Click here to read more

If Saudi Women Drive

David Frum December 3rd, 2011 at 11:39 am 34 Comments

The social consequences will be horrendous, warn Saudi Arabia’s clerics:

As part of his careful reform process, King Abdullah has allowed suggestions to surface that the ban might be reviewed.

This has angered the conservative religious elite – a key power base for any Saudi ruler.

Now, one of their number – well-known academic Kamal Subhi – has presented a new report to the country’s legislative assembly, the Shura.

Click here to read more

The ongoing debate over Tim Tebow’s legitimacy as an NFL quarterback revolves around philosophy as much as football, and has broad implications for sports and beyond.

Stephen Jay Gould divided modern thinkers into two categories: neo-Platonists committed to the “central tendency” of any given system, and their antagonists who emphasize “richness of variation.” This division nicely tracks the polar positions on Tim Tebow.

Click here to read more

Topics:  , , ,

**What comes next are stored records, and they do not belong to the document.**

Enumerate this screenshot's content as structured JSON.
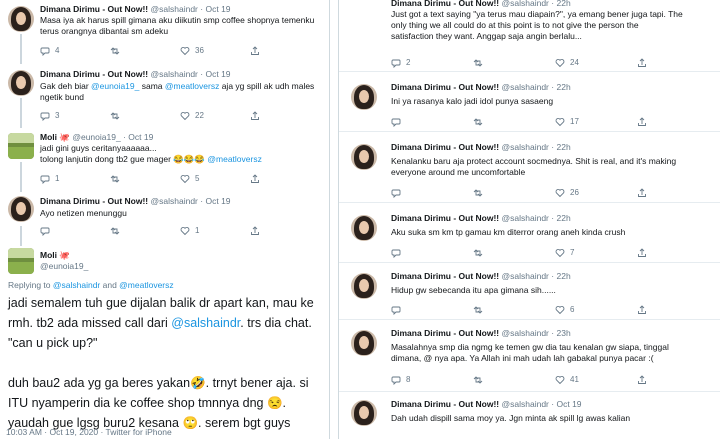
{
  "left": {
    "tweets": [
      {
        "name": "Dimana Dirimu - Out Now!!",
        "handle": "@salshaindr",
        "time": "Oct 19",
        "lines": [
          "Masa iya ak harus spill gimana aku diikutin smp coffee shopnya temenku",
          "terus orangnya dibantai sm adeku"
        ],
        "reply": "4",
        "retweet": "",
        "like": "36"
      },
      {
        "name": "Dimana Dirimu - Out Now!!",
        "handle": "@salshaindr",
        "time": "Oct 19",
        "line1_pre": "Gak deh biar ",
        "mention1": "@eunoia19_",
        "line1_mid": " sama ",
        "mention2": "@meatloversz",
        "line1_post": " aja yg spill ak udh males",
        "line2": "ngetik bund",
        "reply": "3",
        "retweet": "",
        "like": "22"
      },
      {
        "name": "Moli",
        "name_icon": "🐙",
        "handle": "@eunoia19_",
        "time": "Oct 19",
        "line1": "jadi gini guys ceritanyaaaaaa...",
        "line2_pre": "tolong lanjutin dong tb2 gue mager 😂😂😂 ",
        "mention": "@meatloversz",
        "reply": "1",
        "retweet": "",
        "like": "5"
      },
      {
        "name": "Dimana Dirimu - Out Now!!",
        "handle": "@salshaindr",
        "time": "Oct 19",
        "line1": "Ayo netizen menunggu",
        "reply": "",
        "retweet": "",
        "like": "1"
      },
      {
        "name": "Moli",
        "name_icon": "🐙",
        "handle": "@eunoia19_"
      }
    ],
    "replying": {
      "pre": "Replying to ",
      "m1": "@salshaindr",
      "mid": " and ",
      "m2": "@meatloversz"
    },
    "big_lines": [
      {
        "t": "jadi semalem tuh gue dijalan balik dr apart kan, mau ke"
      },
      {
        "pre": "rmh. tb2 ada missed call dari ",
        "m": "@salshaindr",
        "post": ". trs dia chat."
      },
      {
        "t": "\"can u pick up?\""
      },
      {
        "t": ""
      },
      {
        "t": "duh bau2 ada yg ga beres yakan🤣. trnyt bener aja. si"
      },
      {
        "t": "ITU nyamperin dia ke coffee shop tmnnya dng 😒."
      },
      {
        "t": "yaudah gue lgsg buru2 kesana 🙄. serem bgt guys"
      }
    ],
    "footer": "10:03 AM · Oct 19, 2020 · Twitter for iPhone"
  },
  "right": {
    "top_tweet": {
      "name": "Dimana Dirimu - Out Now!!",
      "handle": "@salshaindr",
      "time": "22h",
      "lines": [
        "Just got a text saying \"ya terus mau diapain?\", ya emang bener juga tapi. The",
        "only thing we all could do at this point is to not give the person the",
        "satisfaction they want. Anggap saja angin berlalu..."
      ],
      "reply": "2",
      "retweet": "",
      "like": "24"
    },
    "tweets": [
      {
        "name": "Dimana Dirimu - Out Now!!",
        "handle": "@salshaindr",
        "time": "22h",
        "lines": [
          "Ini ya rasanya kalo jadi idol punya sasaeng"
        ],
        "reply": "",
        "retweet": "",
        "like": "17"
      },
      {
        "name": "Dimana Dirimu - Out Now!!",
        "handle": "@salshaindr",
        "time": "22h",
        "lines": [
          "Kenalanku baru aja protect account socmednya. Shit is real, and it's making",
          "everyone around me uncomfortable"
        ],
        "reply": "",
        "retweet": "",
        "like": "26"
      },
      {
        "name": "Dimana Dirimu - Out Now!!",
        "handle": "@salshaindr",
        "time": "22h",
        "lines": [
          "Aku suka sm km tp gamau km diterror orang aneh kinda crush"
        ],
        "reply": "",
        "retweet": "",
        "like": "7"
      },
      {
        "name": "Dimana Dirimu - Out Now!!",
        "handle": "@salshaindr",
        "time": "22h",
        "lines": [
          "Hidup gw sebecanda itu apa gimana sih......"
        ],
        "reply": "",
        "retweet": "",
        "like": "6"
      },
      {
        "name": "Dimana Dirimu - Out Now!!",
        "handle": "@salshaindr",
        "time": "23h",
        "lines": [
          "Masalahnya smp dia ngmg ke temen gw dia tau kenalan gw siapa, tinggal",
          "dimana, @ nya apa. Ya Allah ini mah udah lah gabakal punya pacar :("
        ],
        "reply": "8",
        "retweet": "",
        "like": "41"
      },
      {
        "name": "Dimana Dirimu - Out Now!!",
        "handle": "@salshaindr",
        "time": "Oct 19",
        "lines": [
          "Dah udah dispill sama moy ya. Jgn minta ak spill lg awas kalian"
        ],
        "reply": "",
        "retweet": "",
        "like": ""
      }
    ]
  }
}
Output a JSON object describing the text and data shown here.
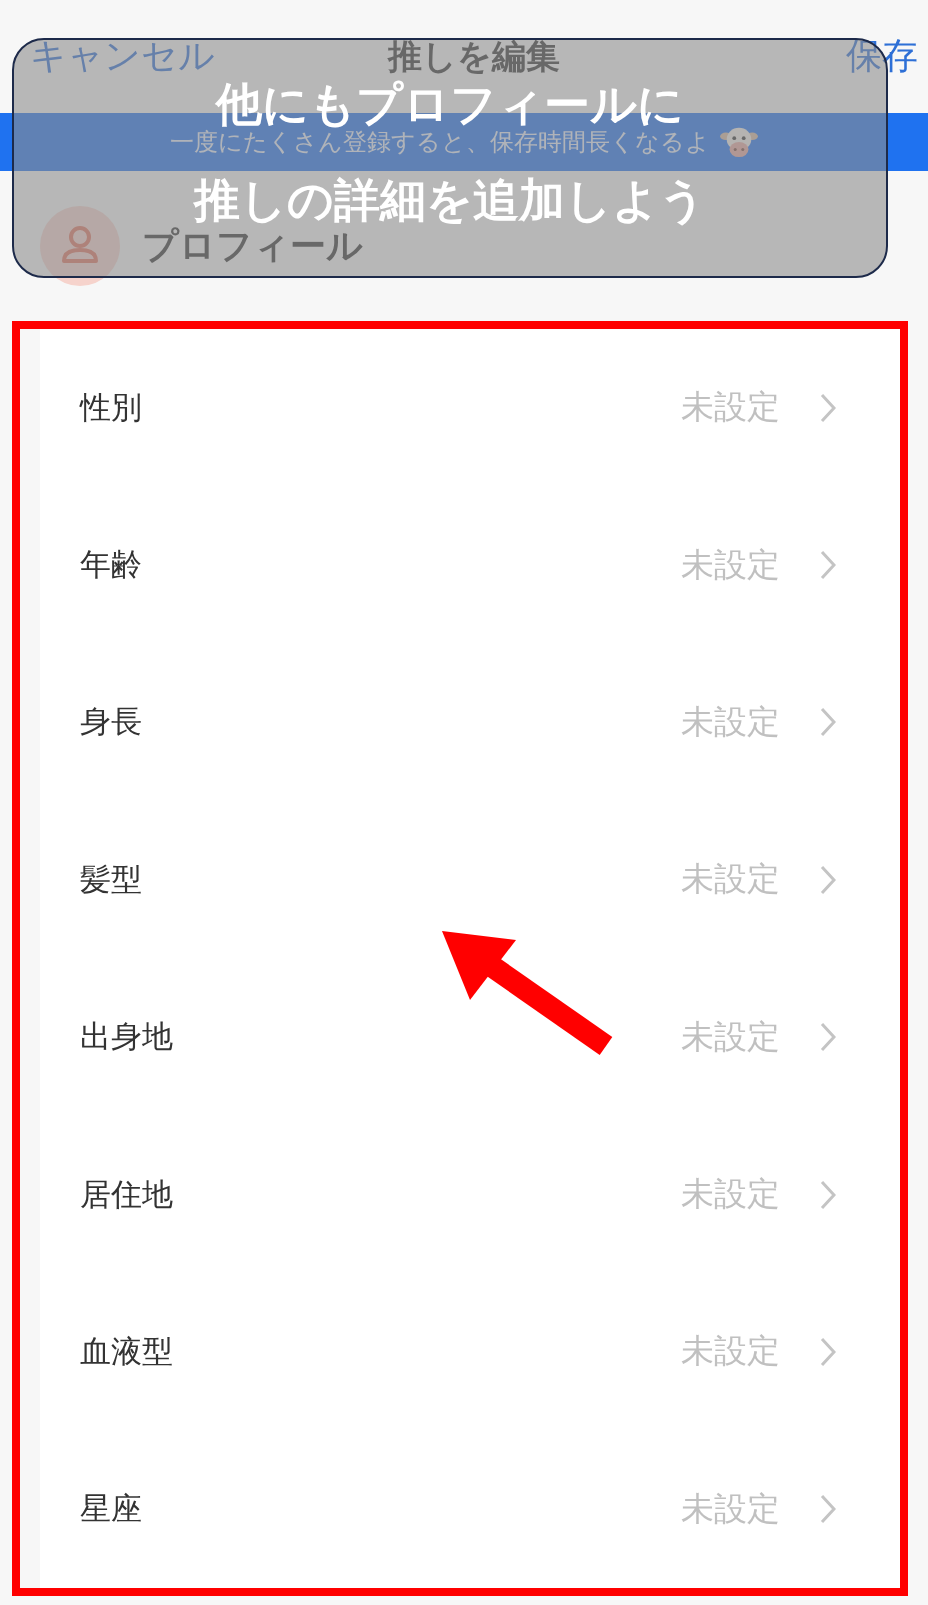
{
  "nav": {
    "cancel": "キャンセル",
    "title": "推しを編集",
    "save": "保存"
  },
  "banner": {
    "text": "一度にたくさん登録すると、保存時間長くなるよ"
  },
  "section": {
    "title": "プロフィール"
  },
  "fields": [
    {
      "label": "性別",
      "value": "未設定"
    },
    {
      "label": "年齢",
      "value": "未設定"
    },
    {
      "label": "身長",
      "value": "未設定"
    },
    {
      "label": "髪型",
      "value": "未設定"
    },
    {
      "label": "出身地",
      "value": "未設定"
    },
    {
      "label": "居住地",
      "value": "未設定"
    },
    {
      "label": "血液型",
      "value": "未設定"
    },
    {
      "label": "星座",
      "value": "未設定"
    }
  ],
  "annotation": {
    "lines": [
      "他にもプロフィールに",
      "推しの詳細を追加しよう"
    ]
  }
}
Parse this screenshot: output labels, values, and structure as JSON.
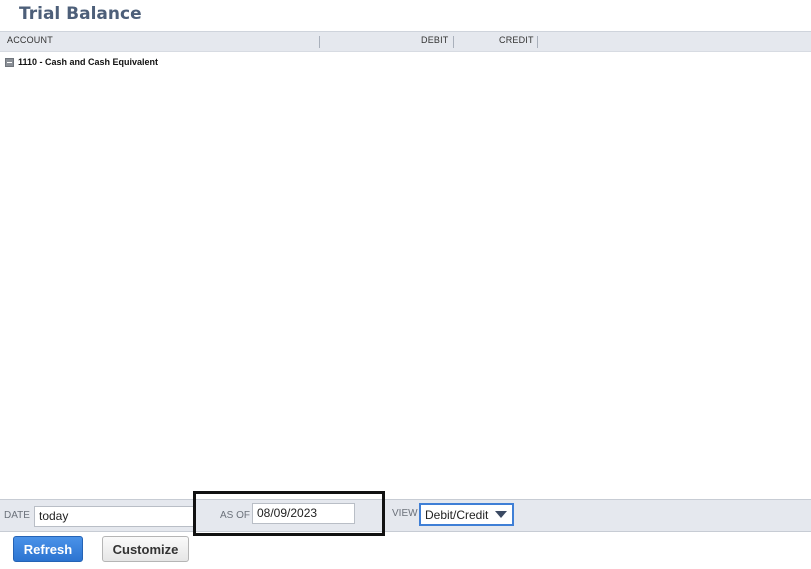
{
  "page": {
    "title": "Trial Balance"
  },
  "report": {
    "columns": [
      "ACCOUNT",
      "DEBIT",
      "CREDIT"
    ],
    "rows": [
      {
        "label": "1110 - Cash and Cash Equivalent",
        "expanded": true
      }
    ]
  },
  "filters": {
    "date_label": "DATE",
    "date_value": "today",
    "as_of_label": "AS OF",
    "as_of_value": "08/09/2023",
    "view_label": "VIEW",
    "view_value": "Debit/Credit"
  },
  "actions": {
    "refresh_label": "Refresh",
    "customize_label": "Customize"
  },
  "colors": {
    "title": "#4d5f79",
    "header_bg": "#e5e8ee",
    "primary_button": "#2c74d1",
    "select_focus": "#3f7fd6"
  },
  "icons": {
    "collapse": "minus-square-icon",
    "dropdown": "caret-down-icon"
  }
}
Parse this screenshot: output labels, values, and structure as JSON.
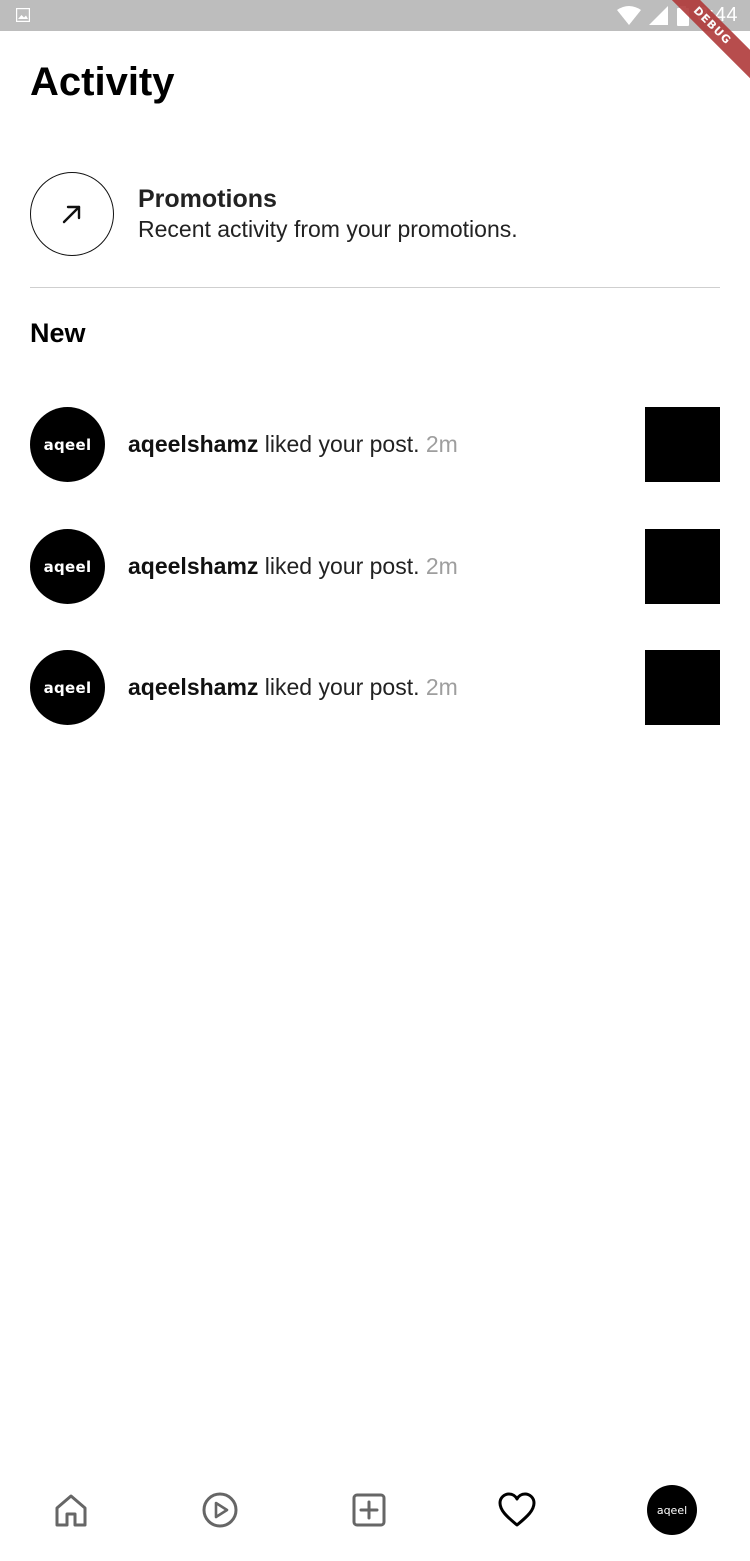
{
  "status_bar": {
    "time": "3:44",
    "debug_label": "DEBUG"
  },
  "header": {
    "title": "Activity"
  },
  "promotions": {
    "title": "Promotions",
    "subtitle": "Recent activity from your promotions.",
    "icon": "arrow-up-right-icon"
  },
  "section": {
    "heading": "New"
  },
  "activities": [
    {
      "avatar_text": "aqeel",
      "user": "aqeelshamz",
      "action": " liked your post. ",
      "time": "2m"
    },
    {
      "avatar_text": "aqeel",
      "user": "aqeelshamz",
      "action": " liked your post. ",
      "time": "2m"
    },
    {
      "avatar_text": "aqeel",
      "user": "aqeelshamz",
      "action": " liked your post. ",
      "time": "2m"
    }
  ],
  "bottom_nav": {
    "items": [
      {
        "icon": "home-icon"
      },
      {
        "icon": "play-circle-icon"
      },
      {
        "icon": "add-square-icon"
      },
      {
        "icon": "heart-icon",
        "active": true
      },
      {
        "icon": "profile-avatar",
        "avatar_text": "aqeel"
      }
    ]
  }
}
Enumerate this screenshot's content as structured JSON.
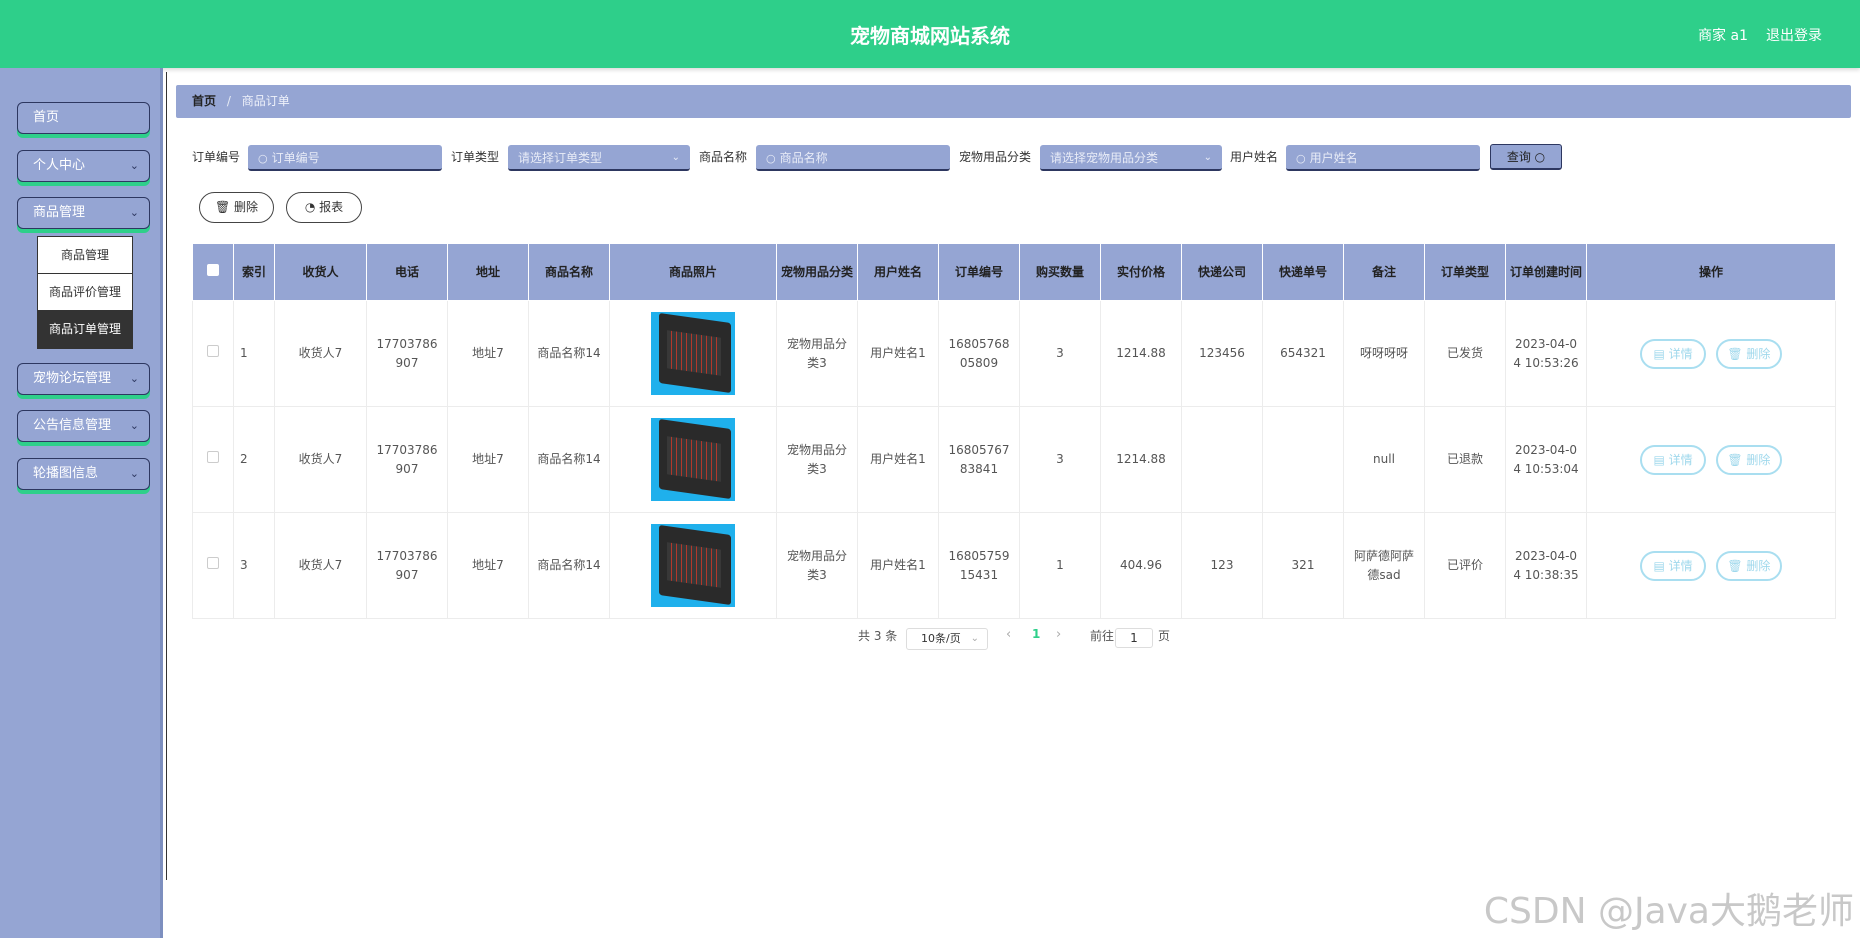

Recent comments by Newt Gingrich to the effect that illegal immigrants who have lived in the U.S. for 25 years, “obey the rules, have children and belong to a church” should be allowed to remain here are deliberately deceptive. His premise is that an illegal immigrant can somehow live and work in this country for a long period without breaking any laws. He should know better and probably does.

Click here to read more

I Heart Romneycare

December 2nd, 2011 at 12:00 pm 38 Comments

‘Galatea’ is a columnist writing about her experience looking for work after her recent downsizing. Previous entries in her series can be read here.

Were you aware that there is at least one (1) conservative-ish person who is a fan of Romneycare? Hint: it’s me.

I know! My mom is a resident of Massachusetts and gets all your free health care money! Awesome, right?

Click here to read more

Great Leap Backwards

December 2nd, 2011 at 11:00 am 20 Comments

The head of a major union lauding a model where striking gets you shot?

Lord I miss George Meaney and Lane Kirkland.

Topics:  , ,

The other day, I read a disturbing column by Bret Stephens, the Wall Street Journal’s deputy editorial page editor, entitled “The Great Global Warming Fizzle.” In the column, Stephens compares concern about global warming to religion and characterizes such concern as “…another system of doomsaying prophecy and faith in things unseen.”

He goes on to say:

As with religion, it is presided over by a caste of spectacularly unattractive people pretending to an obscure form of knowledge that promises to make the seas retreat and the winds abate.

Mr. Stephens, in one fell swoop, is equally dismissive of religion and science. What kind of hubris causes one to have no use for either the knowledge gained from empirical evidence or the faith that has pushed mankind to rise above his base instincts?

Click here to read more

The People of the Book

David Frum December 2nd, 2011 at 12:54 am 5 Comments

In the current Commentary, I review Gertrude Himmelfarb’s new book, The People of the Book: Philosemitism in England from Cromwell to Churchill.

Topics: 

Austerity Comes to Britain

David Frum December 2nd, 2011 at 12:44 am 39 Comments

Dagenham is an industrial suburb east of London, hard-hit by the decline of manufacturing in the United Kingdom. It was the site of tonight’s Question Time program on BBC, where I occupied a chair hoping that I wouldn’t get asked too many questions about the British educational system.

Click here to read more

We’re not back to the energy glory days, when oceans of east Texas crude fueled the ships, aircraft, and tanks on which the Allies rode to victory in World War II.

U.S. imports of crude oil and petroleum products, however, have dropped a hair below 50 percent. And on Tuesday, the Wall Street Journal reported that the U.S. is exporting more refined petroleum products than it imports, the first time we’ve been in the black with refined fuels since the Truman administration.

Click here to read more